I can perceive nothing in this Indian question, as between the United States and Georgia, that ought to embarrass any enlightened mind. It is, as I have before said, perfectly plain. I know there is much said of 'the Sovereignty of States.' and no man respects the Sovereignty of States more than I do-but when a state is situated as Georgia is, in regard to her Indian population, and a mutual understanding is had, such as exist between the State and the United States, in the famous compact of 1802, which defines the terms on which, alone Georgia can possess these lands, there is no alternative between a compliance with the terms of the compact, as to the conditions on which the Indian population shall be get rid of, and force. But has not legal provision been to preserve and defend those Indians whilst they may choose to remain, where they are, from violence? Aye, even from the vexation arising from personal intrusions on their territory? I have quoted the law for this-and this law is backed by the provisions of their 'treaties with the United States.' Under such circumstances the terms of the compact ought to be faithfully regarded, both by Georgia and the United States; and the law of Congress, made for the protection and security of the Indians, faithfully and scrupulously enforced. Thus would the two revolve in their respective spheres, and harmony would be the happy result. But you have brought them into conflict-hence all this confusion, strife, bloodshed, and murder!
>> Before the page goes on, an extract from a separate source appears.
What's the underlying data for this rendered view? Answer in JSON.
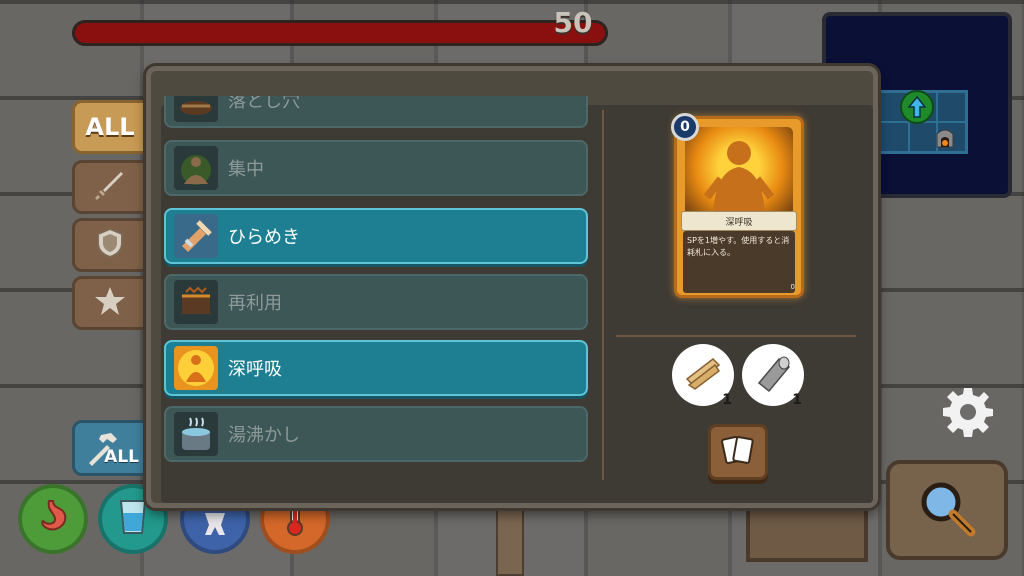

It is a hard case for an Indian population of perhaps five thousand souls, to occupy lands within the limits of Georgia, Georgia found them there. They were not thrust in upon her soil, and her sovereignty; her lines were stretched over and around these people, in the establishment of her territorial limits-no doubt in view of the time when the Indian title might be extinguished. But this can give me just or legal sanction for hastening; by oppressive means, the consummation of this view, by measures which violate the laws of the Union, even if such violation did not involve the peace, and happiness, and lives of the natives.
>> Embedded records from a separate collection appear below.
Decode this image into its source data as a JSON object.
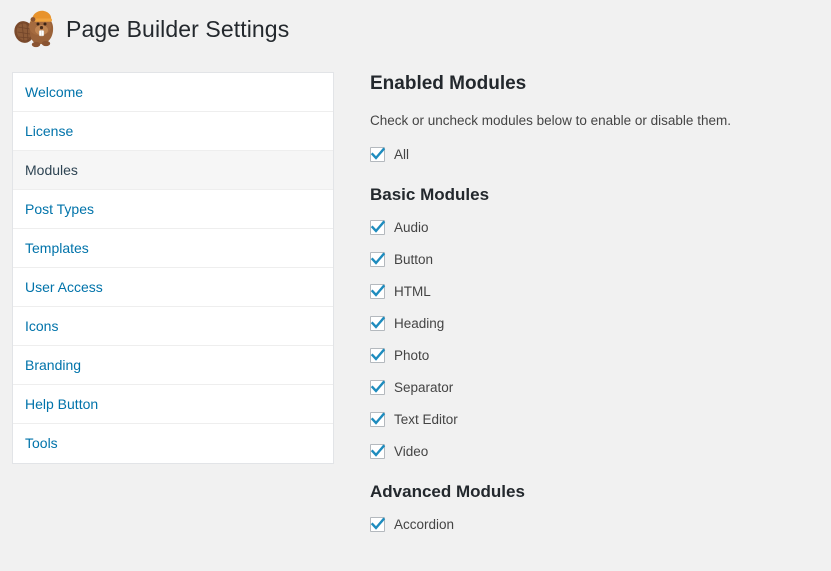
{
  "header": {
    "title": "Page Builder Settings",
    "logo_icon": "beaver-mascot-icon"
  },
  "sidebar": {
    "items": [
      {
        "label": "Welcome",
        "active": false
      },
      {
        "label": "License",
        "active": false
      },
      {
        "label": "Modules",
        "active": true
      },
      {
        "label": "Post Types",
        "active": false
      },
      {
        "label": "Templates",
        "active": false
      },
      {
        "label": "User Access",
        "active": false
      },
      {
        "label": "Icons",
        "active": false
      },
      {
        "label": "Branding",
        "active": false
      },
      {
        "label": "Help Button",
        "active": false
      },
      {
        "label": "Tools",
        "active": false
      }
    ]
  },
  "main": {
    "heading": "Enabled Modules",
    "description": "Check or uncheck modules below to enable or disable them.",
    "all_toggle": {
      "label": "All",
      "checked": true
    },
    "groups": [
      {
        "heading": "Basic Modules",
        "modules": [
          {
            "label": "Audio",
            "checked": true
          },
          {
            "label": "Button",
            "checked": true
          },
          {
            "label": "HTML",
            "checked": true
          },
          {
            "label": "Heading",
            "checked": true
          },
          {
            "label": "Photo",
            "checked": true
          },
          {
            "label": "Separator",
            "checked": true
          },
          {
            "label": "Text Editor",
            "checked": true
          },
          {
            "label": "Video",
            "checked": true
          }
        ]
      },
      {
        "heading": "Advanced Modules",
        "modules": [
          {
            "label": "Accordion",
            "checked": true
          }
        ]
      }
    ]
  },
  "colors": {
    "page_background": "#f1f1f1",
    "panel_background": "#ffffff",
    "link_blue": "#0073aa",
    "active_text": "#2e4453",
    "active_row_background": "#f6f6f6",
    "heading_text": "#23282d",
    "body_text": "#444444",
    "checkbox_border": "#b4b9be",
    "checkmark_blue": "#1e8cbe",
    "logo_brown": "#8a5a3b",
    "logo_hat_orange": "#e8932c"
  }
}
It is in this view of the subject, Sir, I see no difficulty. There are high duties to be performed by both the contracting parties-Georgia, upon the one hand, and the United States on the other. Georgia has her tile in the lands, but it was only after the Indians leave them-but that day may not be hastened by trespasses, and vexatious treatment, without imparting odium to the Executive that shall permit it, for the law commands that such trespasses shall not be permitted.
I repeat the declaration with which I set out. I exclude politics from a discussion of this question as altogether unworthy of it. It is too sacred to be incorporated, under any forms, with heartless science.
My object is to throw, what I consider the proper light, on this controversy-the end I have in view is the relief of an oppressed and afflicted people.
*See the compact of 1802